[Start of section]
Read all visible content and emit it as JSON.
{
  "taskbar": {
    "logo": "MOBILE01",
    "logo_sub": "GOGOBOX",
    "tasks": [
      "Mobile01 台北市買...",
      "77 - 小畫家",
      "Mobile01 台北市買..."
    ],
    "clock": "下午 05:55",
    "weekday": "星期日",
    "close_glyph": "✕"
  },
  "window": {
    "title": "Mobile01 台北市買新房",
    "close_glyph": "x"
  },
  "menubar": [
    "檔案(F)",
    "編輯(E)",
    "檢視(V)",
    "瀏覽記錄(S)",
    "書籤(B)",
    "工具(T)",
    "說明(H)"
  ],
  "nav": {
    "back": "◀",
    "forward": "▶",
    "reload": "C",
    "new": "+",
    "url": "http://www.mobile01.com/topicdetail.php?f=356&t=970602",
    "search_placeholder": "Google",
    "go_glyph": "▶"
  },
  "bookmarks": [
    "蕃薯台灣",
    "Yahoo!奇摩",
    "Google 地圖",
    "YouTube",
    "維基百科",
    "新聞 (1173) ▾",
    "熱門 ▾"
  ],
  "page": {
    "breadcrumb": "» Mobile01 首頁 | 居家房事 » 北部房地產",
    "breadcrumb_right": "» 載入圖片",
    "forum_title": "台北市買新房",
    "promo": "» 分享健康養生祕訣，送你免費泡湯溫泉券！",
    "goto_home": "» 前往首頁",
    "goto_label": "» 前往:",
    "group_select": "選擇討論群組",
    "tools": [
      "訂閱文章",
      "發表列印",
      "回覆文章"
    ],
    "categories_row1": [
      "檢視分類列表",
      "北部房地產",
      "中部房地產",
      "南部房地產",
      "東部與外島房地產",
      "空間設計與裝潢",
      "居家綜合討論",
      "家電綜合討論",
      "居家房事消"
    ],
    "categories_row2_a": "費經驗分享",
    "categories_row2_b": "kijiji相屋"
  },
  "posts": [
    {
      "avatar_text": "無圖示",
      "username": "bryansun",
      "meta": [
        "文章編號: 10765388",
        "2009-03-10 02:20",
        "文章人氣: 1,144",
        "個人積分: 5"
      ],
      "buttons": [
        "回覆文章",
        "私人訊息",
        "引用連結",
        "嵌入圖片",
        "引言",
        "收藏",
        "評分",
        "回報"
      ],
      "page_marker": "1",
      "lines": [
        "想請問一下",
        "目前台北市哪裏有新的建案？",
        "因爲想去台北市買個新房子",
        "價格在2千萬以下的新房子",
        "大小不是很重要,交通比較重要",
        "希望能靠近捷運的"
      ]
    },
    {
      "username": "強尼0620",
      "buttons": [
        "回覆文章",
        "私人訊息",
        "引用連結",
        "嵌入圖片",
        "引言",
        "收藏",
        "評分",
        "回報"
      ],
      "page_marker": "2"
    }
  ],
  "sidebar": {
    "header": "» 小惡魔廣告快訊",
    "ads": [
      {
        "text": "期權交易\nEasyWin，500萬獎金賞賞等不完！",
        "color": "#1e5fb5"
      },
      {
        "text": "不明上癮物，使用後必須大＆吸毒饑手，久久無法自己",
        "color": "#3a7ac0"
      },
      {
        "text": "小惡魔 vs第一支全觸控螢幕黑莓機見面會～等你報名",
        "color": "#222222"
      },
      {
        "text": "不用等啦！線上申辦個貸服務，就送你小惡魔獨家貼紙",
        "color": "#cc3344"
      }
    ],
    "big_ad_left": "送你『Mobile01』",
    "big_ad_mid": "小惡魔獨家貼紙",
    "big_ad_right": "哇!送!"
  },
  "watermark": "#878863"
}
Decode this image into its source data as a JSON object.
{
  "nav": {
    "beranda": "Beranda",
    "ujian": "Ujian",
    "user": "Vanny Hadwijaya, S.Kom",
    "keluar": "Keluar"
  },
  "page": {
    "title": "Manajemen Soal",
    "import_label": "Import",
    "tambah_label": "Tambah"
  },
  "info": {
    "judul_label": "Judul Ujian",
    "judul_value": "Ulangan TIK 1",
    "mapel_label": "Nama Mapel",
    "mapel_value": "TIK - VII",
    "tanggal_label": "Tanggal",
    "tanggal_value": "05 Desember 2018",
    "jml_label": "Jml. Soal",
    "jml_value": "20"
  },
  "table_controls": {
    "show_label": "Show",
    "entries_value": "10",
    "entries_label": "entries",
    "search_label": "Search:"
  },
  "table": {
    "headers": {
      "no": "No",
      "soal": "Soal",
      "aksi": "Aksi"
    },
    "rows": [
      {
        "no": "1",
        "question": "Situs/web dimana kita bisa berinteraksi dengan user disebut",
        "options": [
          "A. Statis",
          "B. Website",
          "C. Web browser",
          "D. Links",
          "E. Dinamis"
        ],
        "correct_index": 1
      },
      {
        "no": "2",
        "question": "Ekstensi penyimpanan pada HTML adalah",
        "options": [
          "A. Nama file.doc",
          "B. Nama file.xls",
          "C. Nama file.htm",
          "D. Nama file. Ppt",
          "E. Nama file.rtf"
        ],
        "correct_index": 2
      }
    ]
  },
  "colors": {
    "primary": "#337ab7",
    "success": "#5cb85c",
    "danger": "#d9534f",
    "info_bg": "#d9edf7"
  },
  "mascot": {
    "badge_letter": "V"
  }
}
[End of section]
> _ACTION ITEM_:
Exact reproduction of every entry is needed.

> _SOLVED PROBLEM_:
Read all visible content and emit it as JSON.
{
  "taskbar": {
    "logo": "MOBILE01",
    "logo_sub": "GOGOBOX",
    "tasks": [
      "Mobile01 台北市買...",
      "77 - 小畫家",
      "Mobile01 台北市買..."
    ],
    "clock": "下午 05:55",
    "weekday": "星期日",
    "close_glyph": "✕"
  },
  "window": {
    "title": "Mobile01 台北市買新房",
    "close_glyph": "x"
  },
  "menubar": [
    "檔案(F)",
    "編輯(E)",
    "檢視(V)",
    "瀏覽記錄(S)",
    "書籤(B)",
    "工具(T)",
    "說明(H)"
  ],
  "nav": {
    "back": "◀",
    "forward": "▶",
    "reload": "C",
    "new": "+",
    "url": "http://www.mobile01.com/topicdetail.php?f=356&t=970602",
    "search_placeholder": "Google",
    "go_glyph": "▶"
  },
  "bookmarks": [
    "蕃薯台灣",
    "Yahoo!奇摩",
    "Google 地圖",
    "YouTube",
    "維基百科",
    "新聞 (1173) ▾",
    "熱門 ▾"
  ],
  "page": {
    "breadcrumb": "» Mobile01 首頁 | 居家房事 » 北部房地產",
    "breadcrumb_right": "» 載入圖片",
    "forum_title": "台北市買新房",
    "promo": "» 分享健康養生祕訣，送你免費泡湯溫泉券！",
    "goto_home": "» 前往首頁",
    "goto_label": "» 前往:",
    "group_select": "選擇討論群組",
    "tools": [
      "訂閱文章",
      "發表列印",
      "回覆文章"
    ],
    "categories_row1": [
      "檢視分類列表",
      "北部房地產",
      "中部房地產",
      "南部房地產",
      "東部與外島房地產",
      "空間設計與裝潢",
      "居家綜合討論",
      "家電綜合討論",
      "居家房事消"
    ],
    "categories_row2_a": "費經驗分享",
    "categories_row2_b": "kijiji相屋"
  },
  "posts": [
    {
      "avatar_text": "無圖示",
      "username": "bryansun",
      "meta": [
        "文章編號: 10765388",
        "2009-03-10 02:20",
        "文章人氣: 1,144",
        "個人積分: 5"
      ],
      "buttons": [
        "回覆文章",
        "私人訊息",
        "引用連結",
        "嵌入圖片",
        "引言",
        "收藏",
        "評分",
        "回報"
      ],
      "page_marker": "1",
      "lines": [
        "想請問一下",
        "目前台北市哪裏有新的建案？",
        "因爲想去台北市買個新房子",
        "價格在2千萬以下的新房子",
        "大小不是很重要,交通比較重要",
        "希望能靠近捷運的"
      ]
    },
    {
      "username": "強尼0620",
      "buttons": [
        "回覆文章",
        "私人訊息",
        "引用連結",
        "嵌入圖片",
        "引言",
        "收藏",
        "評分",
        "回報"
      ],
      "page_marker": "2"
    }
  ],
  "sidebar": {
    "header": "» 小惡魔廣告快訊",
    "ads": [
      {
        "text": "期權交易\nEasyWin，500萬獎金賞賞等不完！",
        "color": "#1e5fb5"
      },
      {
        "text": "不明上癮物，使用後必須大＆吸毒饑手，久久無法自己",
        "color": "#3a7ac0"
      },
      {
        "text": "小惡魔 vs第一支全觸控螢幕黑莓機見面會～等你報名",
        "color": "#222222"
      },
      {
        "text": "不用等啦！線上申辦個貸服務，就送你小惡魔獨家貼紙",
        "color": "#cc3344"
      }
    ],
    "big_ad_left": "送你『Mobile01』",
    "big_ad_mid": "小惡魔獨家貼紙",
    "big_ad_right": "哇!送!"
  },
  "watermark": "#878863"
}
Decode this image into its source data as a JSON object.
{
  "nav": {
    "beranda": "Beranda",
    "ujian": "Ujian",
    "user": "Vanny Hadwijaya, S.Kom",
    "keluar": "Keluar"
  },
  "page": {
    "title": "Manajemen Soal",
    "import_label": "Import",
    "tambah_label": "Tambah"
  },
  "info": {
    "judul_label": "Judul Ujian",
    "judul_value": "Ulangan TIK 1",
    "mapel_label": "Nama Mapel",
    "mapel_value": "TIK - VII",
    "tanggal_label": "Tanggal",
    "tanggal_value": "05 Desember 2018",
    "jml_label": "Jml. Soal",
    "jml_value": "20"
  },
  "table_controls": {
    "show_label": "Show",
    "entries_value": "10",
    "entries_label": "entries",
    "search_label": "Search:"
  },
  "table": {
    "headers": {
      "no": "No",
      "soal": "Soal",
      "aksi": "Aksi"
    },
    "rows": [
      {
        "no": "1",
        "question": "Situs/web dimana kita bisa berinteraksi dengan user disebut",
        "options": [
          "A. Statis",
          "B. Website",
          "C. Web browser",
          "D. Links",
          "E. Dinamis"
        ],
        "correct_index": 1
      },
      {
        "no": "2",
        "question": "Ekstensi penyimpanan pada HTML adalah",
        "options": [
          "A. Nama file.doc",
          "B. Nama file.xls",
          "C. Nama file.htm",
          "D. Nama file. Ppt",
          "E. Nama file.rtf"
        ],
        "correct_index": 2
      }
    ]
  },
  "colors": {
    "primary": "#337ab7",
    "success": "#5cb85c",
    "danger": "#d9534f",
    "info_bg": "#d9edf7"
  },
  "mascot": {
    "badge_letter": "V"
  }
}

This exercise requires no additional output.